WHAT TO DO: Skipping any pictures, give all of the records below again exactly.

AVAILABLE DATA:

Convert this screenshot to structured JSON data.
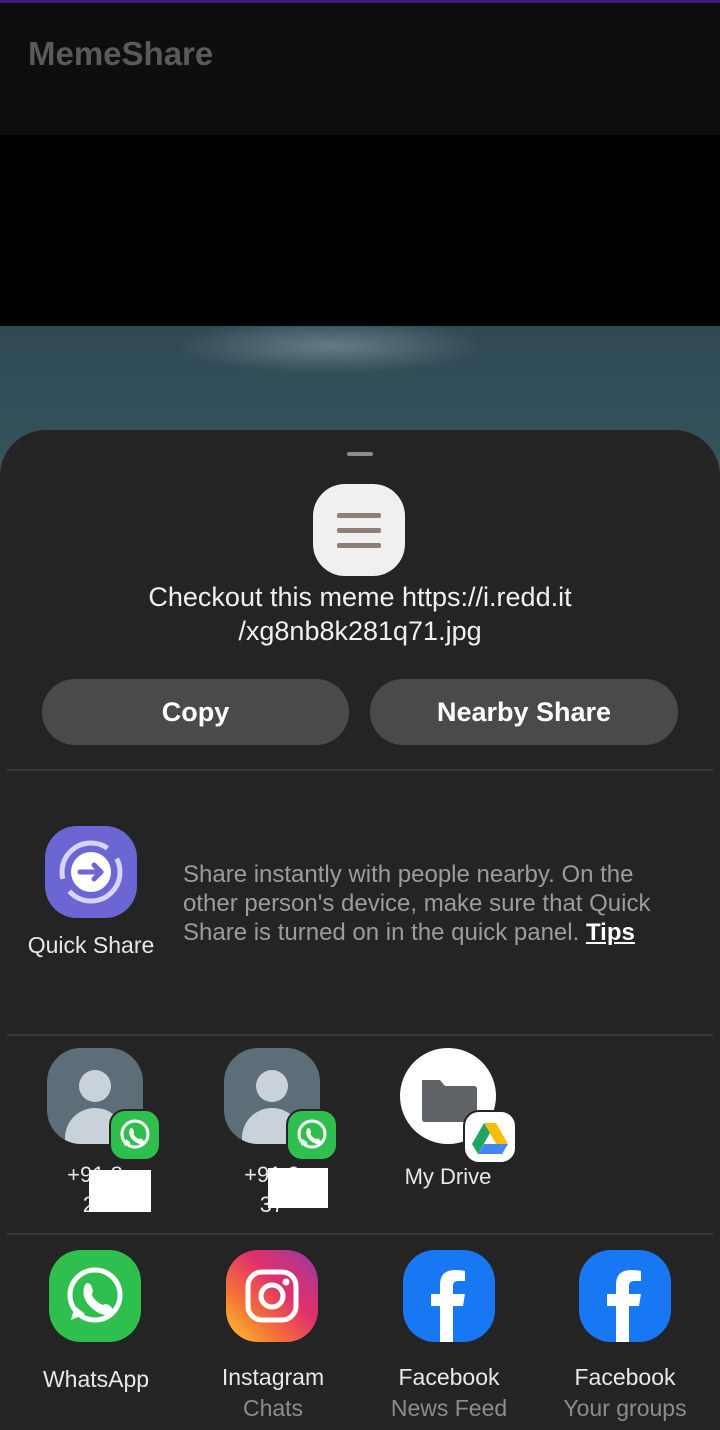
{
  "app_bar": {
    "title": "MemeShare"
  },
  "share_sheet": {
    "shared_text_line1": "Checkout this meme https://i.redd.it",
    "shared_text_line2": "/xg8nb8k281q71.jpg",
    "buttons": {
      "copy": "Copy",
      "nearby_share": "Nearby Share"
    },
    "quick_share": {
      "label": "Quick Share",
      "description": "Share instantly with people nearby. On the other person's device, make sure that Quick Share is turned on in the quick panel.",
      "tips_link": "Tips"
    },
    "direct_targets": [
      {
        "line1": "+91 8",
        "line2": "29"
      },
      {
        "line1": "+91 9",
        "line2": "37"
      },
      {
        "label": "My Drive"
      }
    ],
    "apps": [
      {
        "name": "WhatsApp",
        "sub": ""
      },
      {
        "name": "Instagram",
        "sub": "Chats"
      },
      {
        "name": "Facebook",
        "sub": "News Feed"
      },
      {
        "name": "Facebook",
        "sub": "Your groups"
      }
    ]
  },
  "colors": {
    "sheet_bg": "#242424",
    "button_bg": "#4a4a4a",
    "quick_share_accent": "#6b66d3",
    "whatsapp_green": "#2fbf4e",
    "facebook_blue": "#1877f2"
  },
  "icons": {
    "preview": "text-document-icon",
    "quick_share": "quick-share-icon",
    "contact": "person-icon",
    "contact_badge": "whatsapp-icon",
    "drive": "folder-icon",
    "drive_badge": "google-drive-icon",
    "apps": [
      "whatsapp-icon",
      "instagram-icon",
      "facebook-icon",
      "facebook-icon"
    ]
  }
}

WRITTEN SOLUTION:
Convert this screenshot to structured JSON data.
{
  "app_bar": {
    "title": "MemeShare"
  },
  "share_sheet": {
    "shared_text_line1": "Checkout this meme https://i.redd.it",
    "shared_text_line2": "/xg8nb8k281q71.jpg",
    "buttons": {
      "copy": "Copy",
      "nearby_share": "Nearby Share"
    },
    "quick_share": {
      "label": "Quick Share",
      "description": "Share instantly with people nearby. On the other person's device, make sure that Quick Share is turned on in the quick panel.",
      "tips_link": "Tips"
    },
    "direct_targets": [
      {
        "line1": "+91 8",
        "line2": "29"
      },
      {
        "line1": "+91 9",
        "line2": "37"
      },
      {
        "label": "My Drive"
      }
    ],
    "apps": [
      {
        "name": "WhatsApp",
        "sub": ""
      },
      {
        "name": "Instagram",
        "sub": "Chats"
      },
      {
        "name": "Facebook",
        "sub": "News Feed"
      },
      {
        "name": "Facebook",
        "sub": "Your groups"
      }
    ]
  },
  "colors": {
    "sheet_bg": "#242424",
    "button_bg": "#4a4a4a",
    "quick_share_accent": "#6b66d3",
    "whatsapp_green": "#2fbf4e",
    "facebook_blue": "#1877f2"
  },
  "icons": {
    "preview": "text-document-icon",
    "quick_share": "quick-share-icon",
    "contact": "person-icon",
    "contact_badge": "whatsapp-icon",
    "drive": "folder-icon",
    "drive_badge": "google-drive-icon",
    "apps": [
      "whatsapp-icon",
      "instagram-icon",
      "facebook-icon",
      "facebook-icon"
    ]
  }
}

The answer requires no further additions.